Starting from the argument that a historical universal scientific method does not exist, Feyerabend argues that science does not deserve its privileged status in western society. Since scientific points of view do not arise from using a universal method which guarantees high quality conclusions, he thought that there is no justification for valuing scientific claims over claims by other ideologies like religions.
Apparently this body of work wasn't known to Watts when he dove into these ideas, so it's pretty interesting that there is some legitimate historical debate around a concept that Watts felt that he was originating in Echopraxia.
It wasn't that Watts was deliberately creating and anti-trope, instead he was providing a meaningful metric for which to measure any ideology and objectively evaluate performance. Pretty wild stuff, didn't expect to have so much discussion of religion and science in a text like this, as well as having that all further muddled by the exploration of consciousness.
The very end of Echopraxia Watts introduces the idea of "entering the prism", which seems to stem from some real academic work by am Ezequiel Morsella, of which Watts elaborates quite a bit more in this blog article.

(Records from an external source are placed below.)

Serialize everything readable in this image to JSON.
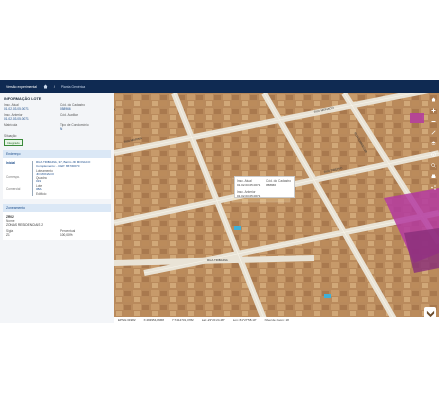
{
  "navbar": {
    "brand": "Versão experimental",
    "home_icon": "home-icon",
    "breadcrumb": "Planta Genérica"
  },
  "panel": {
    "title": "INFORMAÇÃO LOTE",
    "fields": [
      {
        "label": "Insc. Atual",
        "value": "01.02.03.05.0071"
      },
      {
        "label": "Cód. do Cadastro",
        "value": "058966"
      },
      {
        "label": "Insc. Anterior",
        "value": "01.02.03.05.0071"
      },
      {
        "label": "Cód. Auxiliar",
        "value": ""
      },
      {
        "label": "Matrícula",
        "value": ""
      },
      {
        "label": "Tipo de Condomínio",
        "value": "N"
      }
    ],
    "situation_label": "Situação",
    "situation_value": "Integrado",
    "endereco_title": "Endereço",
    "endereco": {
      "rows": [
        {
          "key": "Inicial",
          "active": true
        },
        {
          "key": "Correspo.",
          "active": false
        },
        {
          "key": "Comercial",
          "active": false
        }
      ],
      "lines": [
        {
          "label": "",
          "value": "RUA TRIBAINA, 37, Bairro JD MONACO Complemento: - CEP: 86730070"
        },
        {
          "label": "Loteamento",
          "value": "JD MONACO"
        },
        {
          "label": "Quadra",
          "value": "019"
        },
        {
          "label": "Lote",
          "value": "0BA"
        },
        {
          "label": "Edifício",
          "value": ""
        }
      ]
    },
    "zoneamento_title": "Zoneamento",
    "zoneamento": {
      "code": "ZR02",
      "name_label": "Nome",
      "name_value": "ZONAS RESIDENCIAIS 2",
      "code_label": "Sigla",
      "code_value": "Z1",
      "percent_label": "Percentual",
      "percent_value": "100,00%"
    }
  },
  "map": {
    "streets": [
      "RUA MARINA",
      "RUA TIBÉRIO",
      "RUA TRIBAINA",
      "RUA CABREÚVA",
      "RUA MONACO"
    ],
    "popup": {
      "rows": [
        {
          "label": "Insc. Atual",
          "value": "01.02.03.05.0071"
        },
        {
          "label": "Cód. do Cadastro",
          "value": "058966"
        },
        {
          "label": "Insc. Anterior",
          "value": "01.02.03.05.0071"
        }
      ]
    },
    "coords": [
      "EPSG:31982",
      "X:493954,8368",
      "Y:7414731,3782",
      "Lat:-23°21'24.48\"",
      "Lon:-51°27'58.10\"",
      "Nível de zoom: 18"
    ],
    "toolbar_icons": [
      "home-icon",
      "zoom-in-icon",
      "zoom-out-icon",
      "measure-icon",
      "layers-icon",
      "print-icon",
      "share-icon",
      "info-icon",
      "search-icon"
    ]
  },
  "colors": {
    "navbar": "#0f2a52",
    "accent": "#1b4c8a",
    "section": "#dbe8f6"
  }
}
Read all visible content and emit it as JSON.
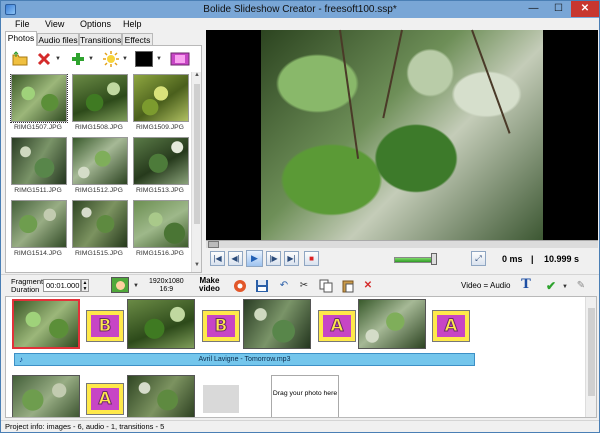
{
  "window": {
    "title": "Bolide Slideshow Creator - freesoft100.ssp*",
    "minimize_glyph": "—",
    "maximize_glyph": "☐",
    "close_glyph": "✕"
  },
  "menu": {
    "items": [
      "File",
      "View",
      "Options",
      "Help"
    ]
  },
  "left_tabs": [
    "Photos",
    "Audio files",
    "Transitions",
    "Effects"
  ],
  "photos": [
    {
      "label": "RIMG1507.JPG"
    },
    {
      "label": "RIMG1508.JPG"
    },
    {
      "label": "RIMG1509.JPG"
    },
    {
      "label": "RIMG1511.JPG"
    },
    {
      "label": "RIMG1512.JPG"
    },
    {
      "label": "RIMG1513.JPG"
    },
    {
      "label": "RIMG1514.JPG"
    },
    {
      "label": "RIMG1515.JPG"
    },
    {
      "label": "RIMG1516.JPG"
    }
  ],
  "player": {
    "time_current": "0 ms",
    "time_sep": "|",
    "time_total": "10.999 s",
    "volume_level": 0.88,
    "btn_first": "|◀",
    "btn_prev": "◀|",
    "btn_play": "▶",
    "btn_next": "|▶",
    "btn_last": "▶|",
    "btn_stop": "■",
    "btn_fullscreen": "⤢"
  },
  "mid_toolbar": {
    "fragment_label_1": "Fragment",
    "fragment_label_2": "Duration",
    "fragment_value": "00:01.000",
    "resolution_1": "1920x1080",
    "resolution_2": "16:9",
    "make_video_1": "Make",
    "make_video_2": "video",
    "video_audio": "Video = Audio",
    "text_glyph": "T"
  },
  "storyboard": {
    "row1_transitions": [
      "B",
      "B",
      "A",
      "A"
    ],
    "row2_transitions": [
      "A"
    ],
    "audio_track": "Avril Lavigne - Tomorrow.mp3",
    "audio_icon": "♪",
    "drag_hint": "Drag your photo here"
  },
  "status": {
    "text": "Project info: images - 6, audio - 1, transitions - 5"
  }
}
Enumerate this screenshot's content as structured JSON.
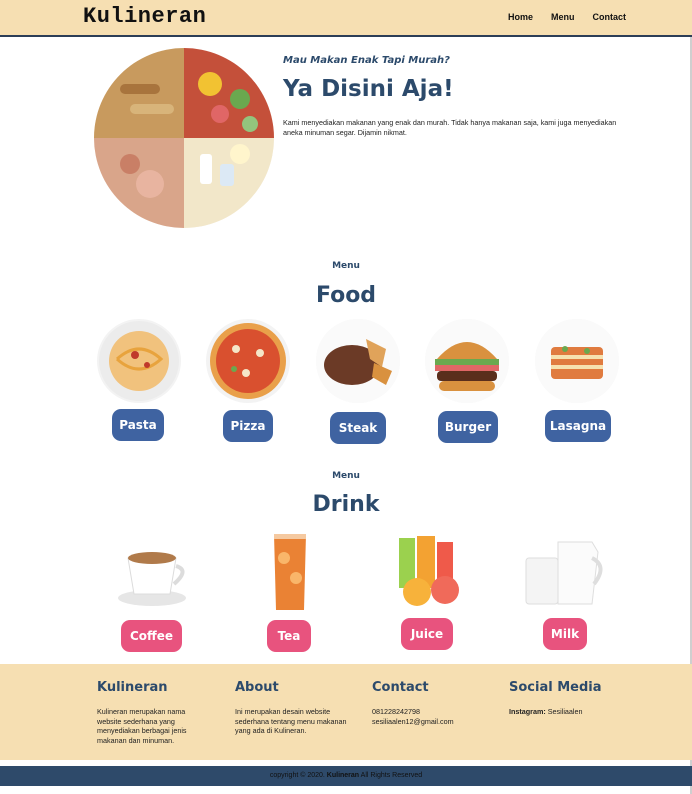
{
  "header": {
    "brand": "Kulineran",
    "nav": [
      "Home",
      "Menu",
      "Contact"
    ]
  },
  "hero": {
    "subtitle": "Mau Makan Enak Tapi Murah?",
    "title": "Ya Disini Aja!",
    "text": "Kami menyediakan makanan yang enak dan murah. Tidak hanya makanan saja, kami juga menyediakan aneka minuman segar. Dijamin nikmat."
  },
  "food": {
    "kicker": "Menu",
    "title": "Food",
    "items": [
      "Pasta",
      "Pizza",
      "Steak",
      "Burger",
      "Lasagna"
    ]
  },
  "drink": {
    "kicker": "Menu",
    "title": "Drink",
    "items": [
      "Coffee",
      "Tea",
      "Juice",
      "Milk"
    ]
  },
  "footer": {
    "about_brand": {
      "title": "Kulineran",
      "text": "Kulineran merupakan nama website sederhana yang menyediakan berbagai jenis makanan dan minuman."
    },
    "about": {
      "title": "About",
      "text": "Ini merupakan desain website sederhana tentang menu makanan yang ada di Kulineran."
    },
    "contact": {
      "title": "Contact",
      "phone": "081228242798",
      "email": "sesiliaalen12@gmail.com"
    },
    "social": {
      "title": "Social Media",
      "label": "Instagram:",
      "value": "Sesiliaalen"
    }
  },
  "copyright": {
    "prefix": "copyright © 2020.",
    "brand": "Kulineran",
    "suffix": "All Rights Reserved"
  },
  "colors": {
    "cream": "#f6dfb2",
    "navy": "#2c4a6b",
    "food_button": "#3f63a1",
    "drink_button": "#e8537e"
  }
}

Cognitive Doping: Utilization of stimulants is apparently a common practice in academic circles today. Even at the primary and undergraduate level we're seeing significant abuse of amphetamines. Dissasociative hallucinogens are starting to have more mainstream discussion in terms of academic use for stimulating creativity. So, this is all stuff that is going on today and Watts throws it into his stories but advances the timetable by fifty years.

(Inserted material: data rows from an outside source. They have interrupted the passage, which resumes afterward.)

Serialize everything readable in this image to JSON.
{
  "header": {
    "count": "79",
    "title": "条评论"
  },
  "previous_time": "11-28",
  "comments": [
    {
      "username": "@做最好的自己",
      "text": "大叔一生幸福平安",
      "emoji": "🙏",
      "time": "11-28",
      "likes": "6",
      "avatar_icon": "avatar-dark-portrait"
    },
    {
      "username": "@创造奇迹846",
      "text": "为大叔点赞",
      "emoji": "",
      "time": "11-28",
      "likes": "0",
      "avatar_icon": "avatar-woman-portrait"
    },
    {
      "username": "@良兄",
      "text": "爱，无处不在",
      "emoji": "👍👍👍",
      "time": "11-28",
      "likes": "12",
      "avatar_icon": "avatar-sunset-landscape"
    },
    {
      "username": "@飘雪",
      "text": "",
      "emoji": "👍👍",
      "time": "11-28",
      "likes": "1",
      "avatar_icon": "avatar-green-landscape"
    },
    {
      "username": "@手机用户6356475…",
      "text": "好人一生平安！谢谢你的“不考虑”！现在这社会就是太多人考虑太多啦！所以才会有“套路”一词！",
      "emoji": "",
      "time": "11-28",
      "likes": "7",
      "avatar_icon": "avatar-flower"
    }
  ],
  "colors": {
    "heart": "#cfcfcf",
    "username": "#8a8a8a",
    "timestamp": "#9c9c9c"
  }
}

Transhumanism: In both of the texts Watts introduces novel concepts of transhumanism. There is a sort of standard mix of concepts like neural implants and reproduction without sex, but then he introduces things like revival/manipulation of human species offshoots (particularly vampires recovered from the distant past) for particularly beneficial skills.

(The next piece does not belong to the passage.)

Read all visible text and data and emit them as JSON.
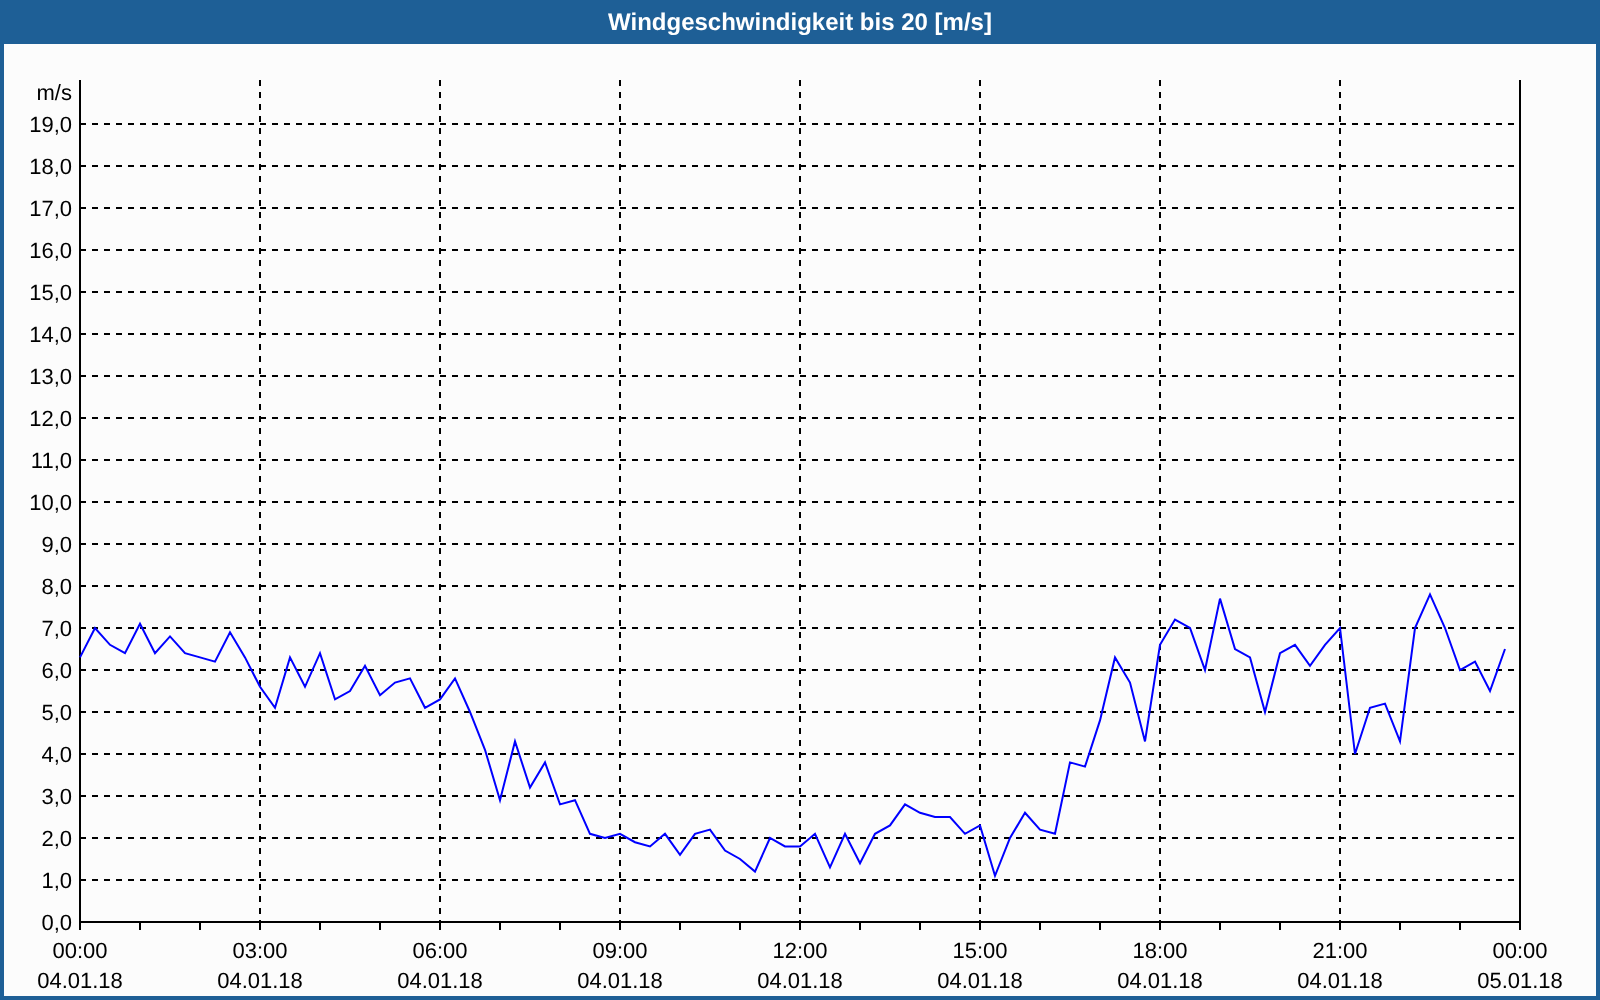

Humans Biological networks as Computing Entities: In Blindsight there is a good deal of discussing information processing as a multi-tenant problem biologically, this is stepped up further with the introduction of the Bicameral Order in Echopraxia. This theme was woven into the discussion of Religion and Science in an exceedingly interesting fashion.
The Chinese Room: Just dive right into this page and if you're at all interested, well both texts bring this up in juxtoposition of humanity/consciousness quite often.
- If you liked the idea of the Bicameral Order, you should consider reading Neal Stephenson's The Diamond Age. There is also some similarities of this idea and style of use in Hannu Rajaniemi's The Quantum Thief.
- If transhumanism and neural enhancements interested you, then you should read anything in the Revelation Space Universe by Alastair Reynolds. This recommendation doubles if you enjoyed the style of how Watt's introduces horrific concepts as he and Reynolds have a certain Lovecraftian style to them.
Read During Summer 2018